TO DO. Restate each of the lines given below, word for word.

Data excerpts:

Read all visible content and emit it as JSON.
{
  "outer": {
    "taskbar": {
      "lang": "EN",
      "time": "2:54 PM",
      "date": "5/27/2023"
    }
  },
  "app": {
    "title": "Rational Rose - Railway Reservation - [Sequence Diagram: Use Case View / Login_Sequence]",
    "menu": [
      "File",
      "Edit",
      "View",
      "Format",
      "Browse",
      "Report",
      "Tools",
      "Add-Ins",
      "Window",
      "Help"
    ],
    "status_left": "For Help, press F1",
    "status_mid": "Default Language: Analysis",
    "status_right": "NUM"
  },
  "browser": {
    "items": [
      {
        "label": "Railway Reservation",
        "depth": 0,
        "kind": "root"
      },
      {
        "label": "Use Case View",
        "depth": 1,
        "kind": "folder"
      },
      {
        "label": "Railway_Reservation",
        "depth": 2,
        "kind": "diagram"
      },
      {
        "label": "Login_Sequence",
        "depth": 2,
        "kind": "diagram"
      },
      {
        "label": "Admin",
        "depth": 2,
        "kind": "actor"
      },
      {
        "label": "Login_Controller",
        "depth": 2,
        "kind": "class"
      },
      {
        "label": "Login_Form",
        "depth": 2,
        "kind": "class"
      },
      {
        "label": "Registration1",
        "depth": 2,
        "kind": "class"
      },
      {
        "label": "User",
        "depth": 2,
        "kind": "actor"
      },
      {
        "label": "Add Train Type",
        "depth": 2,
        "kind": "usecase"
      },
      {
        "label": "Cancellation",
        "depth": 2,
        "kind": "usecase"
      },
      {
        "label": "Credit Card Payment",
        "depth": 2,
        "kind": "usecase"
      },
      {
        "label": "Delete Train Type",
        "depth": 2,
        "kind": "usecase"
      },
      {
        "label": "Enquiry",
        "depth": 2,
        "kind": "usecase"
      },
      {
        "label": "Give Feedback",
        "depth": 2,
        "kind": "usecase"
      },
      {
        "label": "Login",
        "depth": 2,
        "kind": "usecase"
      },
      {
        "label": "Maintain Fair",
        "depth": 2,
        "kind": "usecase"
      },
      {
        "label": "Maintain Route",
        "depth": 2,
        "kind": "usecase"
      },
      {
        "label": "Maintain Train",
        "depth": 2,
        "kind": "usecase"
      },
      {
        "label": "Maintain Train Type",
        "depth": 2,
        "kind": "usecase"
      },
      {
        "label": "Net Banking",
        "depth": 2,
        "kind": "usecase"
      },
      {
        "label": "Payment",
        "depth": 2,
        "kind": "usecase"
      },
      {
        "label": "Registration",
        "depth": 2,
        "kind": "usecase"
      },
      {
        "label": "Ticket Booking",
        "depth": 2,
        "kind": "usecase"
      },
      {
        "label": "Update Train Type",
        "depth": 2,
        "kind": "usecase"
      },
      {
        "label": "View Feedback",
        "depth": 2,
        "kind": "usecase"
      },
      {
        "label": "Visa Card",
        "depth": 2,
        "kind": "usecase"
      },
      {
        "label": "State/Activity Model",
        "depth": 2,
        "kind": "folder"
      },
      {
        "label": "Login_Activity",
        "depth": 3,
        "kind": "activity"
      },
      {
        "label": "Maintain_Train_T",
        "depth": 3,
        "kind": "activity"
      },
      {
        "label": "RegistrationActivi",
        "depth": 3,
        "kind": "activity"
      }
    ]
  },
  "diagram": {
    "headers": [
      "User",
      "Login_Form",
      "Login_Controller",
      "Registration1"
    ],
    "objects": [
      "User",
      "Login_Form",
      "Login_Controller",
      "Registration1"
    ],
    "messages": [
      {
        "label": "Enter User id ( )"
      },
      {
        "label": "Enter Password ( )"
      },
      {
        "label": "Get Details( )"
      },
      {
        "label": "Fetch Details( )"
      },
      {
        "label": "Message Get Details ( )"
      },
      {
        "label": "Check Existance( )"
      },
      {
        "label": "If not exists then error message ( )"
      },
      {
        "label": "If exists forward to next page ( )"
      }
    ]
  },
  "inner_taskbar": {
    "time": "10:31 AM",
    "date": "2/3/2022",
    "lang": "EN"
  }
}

TASK OUTPUT.
Read all visible content and emit it as JSON.
{
  "outer": {
    "taskbar": {
      "lang": "EN",
      "time": "2:54 PM",
      "date": "5/27/2023"
    }
  },
  "app": {
    "title": "Rational Rose - Railway Reservation - [Sequence Diagram: Use Case View / Login_Sequence]",
    "menu": [
      "File",
      "Edit",
      "View",
      "Format",
      "Browse",
      "Report",
      "Tools",
      "Add-Ins",
      "Window",
      "Help"
    ],
    "status_left": "For Help, press F1",
    "status_mid": "Default Language: Analysis",
    "status_right": "NUM"
  },
  "browser": {
    "items": [
      {
        "label": "Railway Reservation",
        "depth": 0,
        "kind": "root"
      },
      {
        "label": "Use Case View",
        "depth": 1,
        "kind": "folder"
      },
      {
        "label": "Railway_Reservation",
        "depth": 2,
        "kind": "diagram"
      },
      {
        "label": "Login_Sequence",
        "depth": 2,
        "kind": "diagram"
      },
      {
        "label": "Admin",
        "depth": 2,
        "kind": "actor"
      },
      {
        "label": "Login_Controller",
        "depth": 2,
        "kind": "class"
      },
      {
        "label": "Login_Form",
        "depth": 2,
        "kind": "class"
      },
      {
        "label": "Registration1",
        "depth": 2,
        "kind": "class"
      },
      {
        "label": "User",
        "depth": 2,
        "kind": "actor"
      },
      {
        "label": "Add Train Type",
        "depth": 2,
        "kind": "usecase"
      },
      {
        "label": "Cancellation",
        "depth": 2,
        "kind": "usecase"
      },
      {
        "label": "Credit Card Payment",
        "depth": 2,
        "kind": "usecase"
      },
      {
        "label": "Delete Train Type",
        "depth": 2,
        "kind": "usecase"
      },
      {
        "label": "Enquiry",
        "depth": 2,
        "kind": "usecase"
      },
      {
        "label": "Give Feedback",
        "depth": 2,
        "kind": "usecase"
      },
      {
        "label": "Login",
        "depth": 2,
        "kind": "usecase"
      },
      {
        "label": "Maintain Fair",
        "depth": 2,
        "kind": "usecase"
      },
      {
        "label": "Maintain Route",
        "depth": 2,
        "kind": "usecase"
      },
      {
        "label": "Maintain Train",
        "depth": 2,
        "kind": "usecase"
      },
      {
        "label": "Maintain Train Type",
        "depth": 2,
        "kind": "usecase"
      },
      {
        "label": "Net Banking",
        "depth": 2,
        "kind": "usecase"
      },
      {
        "label": "Payment",
        "depth": 2,
        "kind": "usecase"
      },
      {
        "label": "Registration",
        "depth": 2,
        "kind": "usecase"
      },
      {
        "label": "Ticket Booking",
        "depth": 2,
        "kind": "usecase"
      },
      {
        "label": "Update Train Type",
        "depth": 2,
        "kind": "usecase"
      },
      {
        "label": "View Feedback",
        "depth": 2,
        "kind": "usecase"
      },
      {
        "label": "Visa Card",
        "depth": 2,
        "kind": "usecase"
      },
      {
        "label": "State/Activity Model",
        "depth": 2,
        "kind": "folder"
      },
      {
        "label": "Login_Activity",
        "depth": 3,
        "kind": "activity"
      },
      {
        "label": "Maintain_Train_T",
        "depth": 3,
        "kind": "activity"
      },
      {
        "label": "RegistrationActivi",
        "depth": 3,
        "kind": "activity"
      }
    ]
  },
  "diagram": {
    "headers": [
      "User",
      "Login_Form",
      "Login_Controller",
      "Registration1"
    ],
    "objects": [
      "User",
      "Login_Form",
      "Login_Controller",
      "Registration1"
    ],
    "messages": [
      {
        "label": "Enter User id ( )"
      },
      {
        "label": "Enter Password ( )"
      },
      {
        "label": "Get Details( )"
      },
      {
        "label": "Fetch Details( )"
      },
      {
        "label": "Message Get Details ( )"
      },
      {
        "label": "Check Existance( )"
      },
      {
        "label": "If not exists then error message ( )"
      },
      {
        "label": "If exists forward to next page ( )"
      }
    ]
  },
  "inner_taskbar": {
    "time": "10:31 AM",
    "date": "2/3/2022",
    "lang": "EN"
  }
}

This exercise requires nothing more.